Note: Each month, KPLU invites a teen guest DJ to play his or her favorite pieces on the air. The program is part of KPLU's School of Jazz.
Adam Zacharia from Meadowdale High School is the Student DJ for the month of December. Adam's hour aired from 8-9 p.m. on December 3.
To get to know him better we asked Adam to answer a few questions about jazz:
Which instrument do you play and why?
My primary instrument is tenor saxophone, but I also play soprano, alto, clarinet, and piano. I was drawn to the saxophone because of how many different sounds you can get out of the single instrument. I’m a fan of every style of playing from Ben Webster to Michael Brecker, and my favorite part of being a sax player is having so much freedom in deciding what I want to sound like.
What’s your all-time favorite jazz piece and why?
My absolute favorite piece is “School Boy” by Wynton Marsalis, off his album "He and She". I love this piece because of how incredible the interplay is between each musician. Hearing the way that Dan Nimmer supports the horns, and how Walter Blanding and Marsalis fit their lines together, always inspires me to listen and respond more when I’m playing in combos. I first heard this song when I was 12 years old, and since then I’ve listened to it hundreds of times; I know every chord, every note, every beat of the piece, but I never get tired of hearing it.
Who’s your jazz hero and why?
My jazz hero is without a doubt Dexter Gordon. His sound is warm and compelling, his phrasing is excellent, and his ballads in particular always blow me away. Even though he has inspired a lot of other players to mimic his technique, Gordon’s playing always stands out from the crowd.
What is jazz, exactly? How would you explain it?
That’s really the question, isn’t it? I’ve heard so many people argue over what qualifies as jazz and what doesn’t, but I’ve never heard any single description that completely sums it up. Improvisation is central to jazz, but there’s more to it than that. Bach and Mozart and Schubert were all incredibly talented improvisers, no doubt just as skilled as Basie and Monk and Shorter, but nobody would define their music as jazz. In lieu of a better answer, I’ll say this: jazz is collaborative independence.

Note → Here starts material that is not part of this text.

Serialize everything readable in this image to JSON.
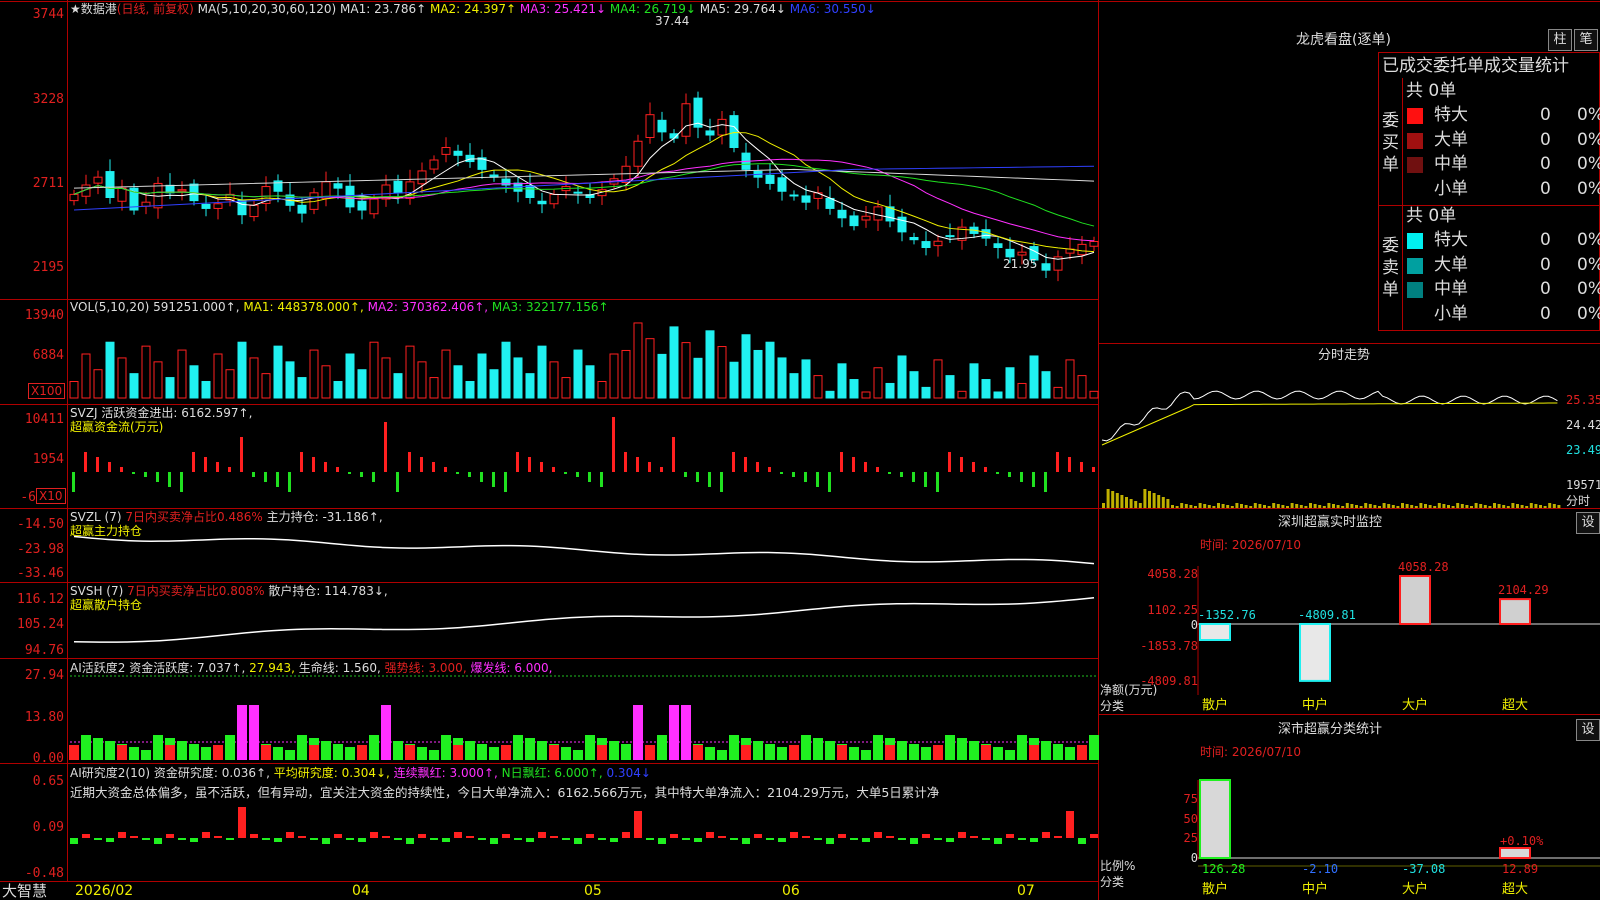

Each musician involved has his own focus, his own part, but it’s also the role of each person to listen and respond to what other musicians do. Jazz is a lot of people with a lot of different ideas, trying to come together and make one single, unique moment.
- “BLOOD COUNT” DUKE ELLINGTON (And His Mother Called Him Bill)
- “GUESS I’LL HANG MY TEARS OUT TO DRY” DEXTER GORDON (Go!)
- “SMASH” AVISHAI COHEN (Continuo)
- “CAN A GOOD THING LAST FOREVER?” JOSHUA REDMAN (Elastic)
- “INTERLUDE (A Night In Tunisia)” JAMIE CULLUM (Interlude)
- “HYMN TO FREEDOM” OSCAR PETERSON (Night Train)
- “SCHOOL BOY” WYNTON MARSALIS (He And She)
- “THREE TO GET READY” DAVE BRUBECK (Time Out)
- “SOME PLACES ARE FOREVER AFTERNOON” WAYNE HORVITZ (Some Places Are Forever Afternoon)
- “IN A SENTIMENTAL MOOD” D.ELLINGTON & J.COLTRANE (Duke Ellington & John Coltrane)